▶ **EXERCISE AIM**: Write out each line from the data below that includes the word "value".
++++ TASK MATERIAL
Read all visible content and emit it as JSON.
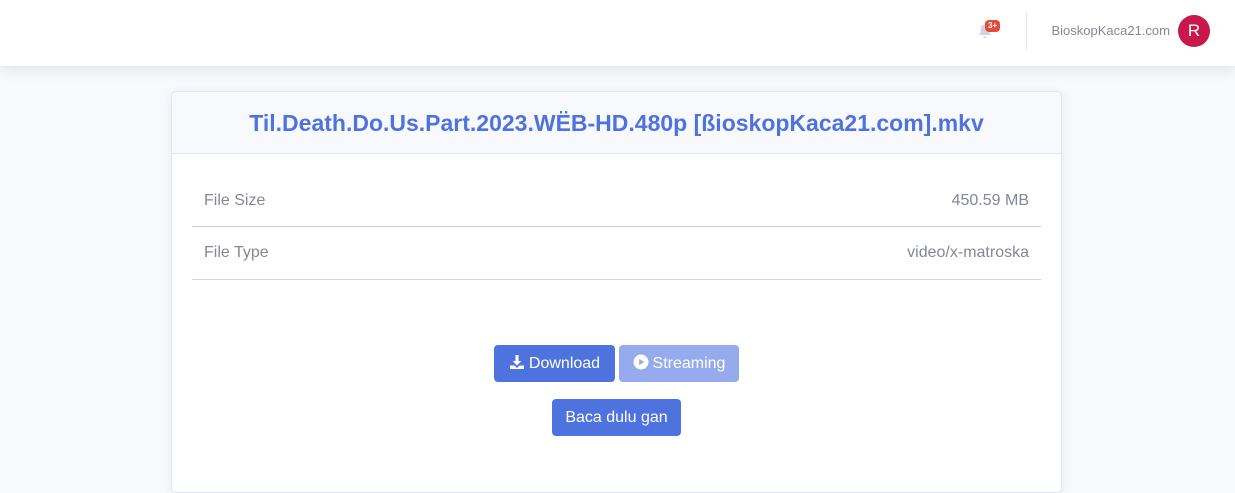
{
  "topbar": {
    "notification_badge": "3+",
    "username": "BioskopKaca21.com",
    "avatar_initial": "R"
  },
  "file": {
    "title": "Til.Death.Do.Us.Part.2023.WËB-HD.480p [ßioskopKaca21.com].mkv",
    "details": [
      {
        "label": "File Size",
        "value": "450.59 MB"
      },
      {
        "label": "File Type",
        "value": "video/x-matroska"
      }
    ]
  },
  "actions": {
    "download_label": "Download",
    "streaming_label": "Streaming",
    "read_label": "Baca dulu gan"
  },
  "colors": {
    "primary": "#4e73df",
    "primary_disabled": "#95abee",
    "avatar": "#c8174b",
    "badge": "#e74a3b"
  }
}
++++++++
▶ **RESPONSE FOR THIS EXERCISE**:
        "value": "450.59 MB"
        "value": "video/x-matroska"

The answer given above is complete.